Now, the rest of these predictions are left confidently to implication like the taking of captives when Josephus is one himself. There are the obvious deaths that would occur in such an event as recorded by Josephus. Certainly, many living in the world at this time might have thought that the world was coming to an end especially if one knew the Old Testament prophecies and, or being familiar with Jesus’s predictions.

Conclusion

The occurrence of these things together in predictions by Christ before the desolation of Jerusalem and the Temple proves Christ, God, His Word, and His greatest institution, the Church. Though many skeptics will admit these predictions of Jesus, they also pass it off as just a lucky guess and lie saying that Jerusalem got sacked every few decades, which is not true. Josephus presented that Jerusalem had been taken five times and made desolate only once before by Nebuchadnezzar and now by Rome (Wars of the Jews, VI, 10.1). The destruction of Jerusalem was not something that happened every generation or every other century.

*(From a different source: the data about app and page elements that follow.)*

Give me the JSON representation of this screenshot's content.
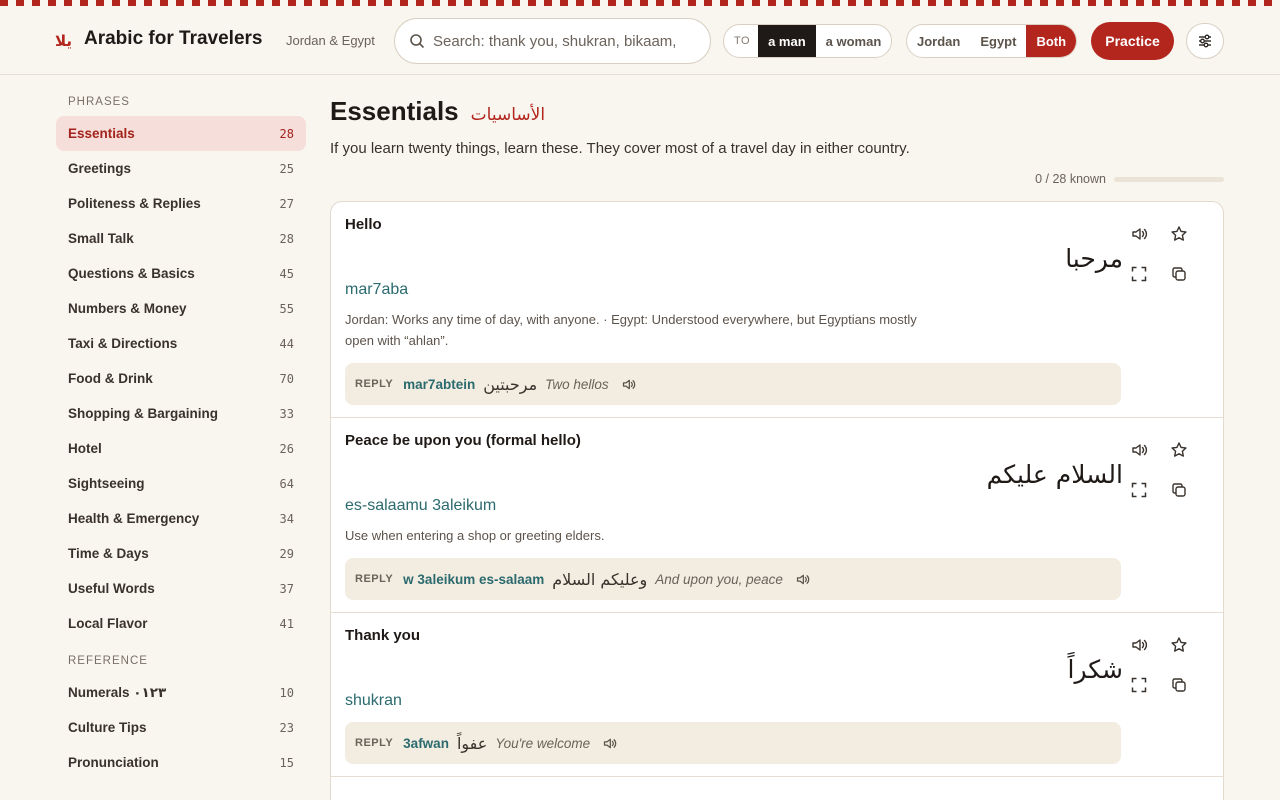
{
  "app": {
    "logo_ar": "يلا",
    "title": "Arabic for Travelers",
    "subtitle": "Jordan & Egypt"
  },
  "search": {
    "placeholder": "Search: thank you, shukran, bikaam,"
  },
  "addressee": {
    "label": "TO",
    "options": [
      "a man",
      "a woman"
    ],
    "selected": "a man"
  },
  "dialect": {
    "options": [
      "Jordan",
      "Egypt",
      "Both"
    ],
    "selected": "Both"
  },
  "toolbar": {
    "practice_label": "Practice",
    "settings_icon": "sliders-icon"
  },
  "sidebar": {
    "phrases_heading": "PHRASES",
    "phrases": [
      {
        "label": "Essentials",
        "count": "28",
        "active": true
      },
      {
        "label": "Greetings",
        "count": "25"
      },
      {
        "label": "Politeness & Replies",
        "count": "27"
      },
      {
        "label": "Small Talk",
        "count": "28"
      },
      {
        "label": "Questions & Basics",
        "count": "45"
      },
      {
        "label": "Numbers & Money",
        "count": "55"
      },
      {
        "label": "Taxi & Directions",
        "count": "44"
      },
      {
        "label": "Food & Drink",
        "count": "70"
      },
      {
        "label": "Shopping & Bargaining",
        "count": "33"
      },
      {
        "label": "Hotel",
        "count": "26"
      },
      {
        "label": "Sightseeing",
        "count": "64"
      },
      {
        "label": "Health & Emergency",
        "count": "34"
      },
      {
        "label": "Time & Days",
        "count": "29"
      },
      {
        "label": "Useful Words",
        "count": "37"
      },
      {
        "label": "Local Flavor",
        "count": "41"
      }
    ],
    "reference_heading": "REFERENCE",
    "reference": [
      {
        "label": "Numerals ٠١٢٣",
        "count": "10"
      },
      {
        "label": "Culture Tips",
        "count": "23"
      },
      {
        "label": "Pronunciation",
        "count": "15"
      }
    ]
  },
  "main": {
    "title": "Essentials",
    "title_ar": "الأساسيات",
    "description": "If you learn twenty things, learn these. They cover most of a travel day in either country.",
    "progress_text": "0 / 28 known",
    "progress_fraction": 0,
    "accent_color": "#b3261e",
    "translit_color": "#2b6a6e",
    "cards": [
      {
        "english": "Hello",
        "arabic": "مرحبا",
        "translit": "mar7aba",
        "note": "Jordan: Works any time of day, with anyone. · Egypt: Understood everywhere, but Egyptians mostly open with “ahlan”.",
        "reply": {
          "label": "REPLY",
          "translit": "mar7abtein",
          "arabic": "مرحبتين",
          "meaning": "Two hellos"
        }
      },
      {
        "english": "Peace be upon you (formal hello)",
        "arabic": "السلام عليكم",
        "translit": "es-salaamu 3aleikum",
        "note": "Use when entering a shop or greeting elders.",
        "reply": {
          "label": "REPLY",
          "translit": "w 3aleikum es-salaam",
          "arabic": "وعليكم السلام",
          "meaning": "And upon you, peace"
        }
      },
      {
        "english": "Thank you",
        "arabic": "شكراً",
        "translit": "shukran",
        "note": "",
        "reply": {
          "label": "REPLY",
          "translit": "3afwan",
          "arabic": "عفواً",
          "meaning": "You're welcome"
        }
      }
    ]
  }
}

Who could possibly have predicted when Jerusalem would meet such desolation as Jerusalem in AD 70? Certainly a person who was truly guided by supernatural knowledge would have. Jesus claimed to have such knowledge being God and Christ. What is also very interesting is the note of Eusebius, the Christian historian. Eusebius noted that all Christians were warned and escaped to Pella (History of the Church 3:5). The Gnostic Epiphanes confirmed this too. Jesus gave warning to the disciples to warn those who are in Judea and in Jerusalem to leave (Luke 21:21). This is another amazing miracle!